Rent a room to pay utilities
An individual can claim rent-a-room relief in respect of the letting of a room or rooms in his or her home for residential purposes and the provision of meals or other services (such as cleaning, laundry, etc.) in connection with the letting. The income from such lettings is exempt from income tax, USC and PRSI where the sums arising do not exceed the annual limit of €14,000.
An individual does not have to own the residence to claim the relief, but it is a requirement that the residence be occupied by the individual receiving the rent as his or her sole or main residence, or home, during the tax year.
The €14,000 limit applies to the gross payments received from renting a room or rooms in the property. If rent-a-room relief is claimed, no deduction can be taken for normal rental expenses such as mortgage interest or insurance.
Where more than one individual is entitled to income in respect of a letting which qualifies for rent-a-room relief, and the total income received in respect of the property does not exceed €14,000 in a tax year, the relief is divided equally between the individuals when calculating their taxable income.
In the example given, where four friends own a house and intend to let out a room or rooms and claim rent-a-room relief, the €14,000 limit is divided equally between the four, so the maximum relief each individual can claim in this circumstance is €3,500.

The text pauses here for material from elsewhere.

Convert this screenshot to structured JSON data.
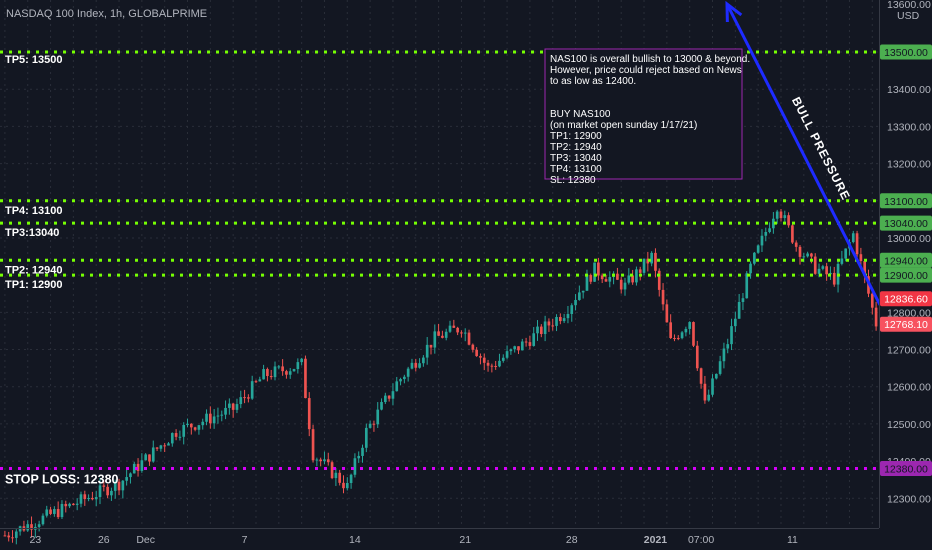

Each individual claiming the relief is required to submit an annual return of income and to enter the amount of exempt rental income on the return (in the “Exempt Income” section). If the only other source of income for the individual is employment income, he or she can file a PAYE income tax return and include the exempt income on that form. If the individual is a self-assessed taxpayer, he or she is required to complete a Form 11 income tax return. The filing date by which the relevant return should be submitted is October 31st in the year following the tax year.
For more information, see revenue.ie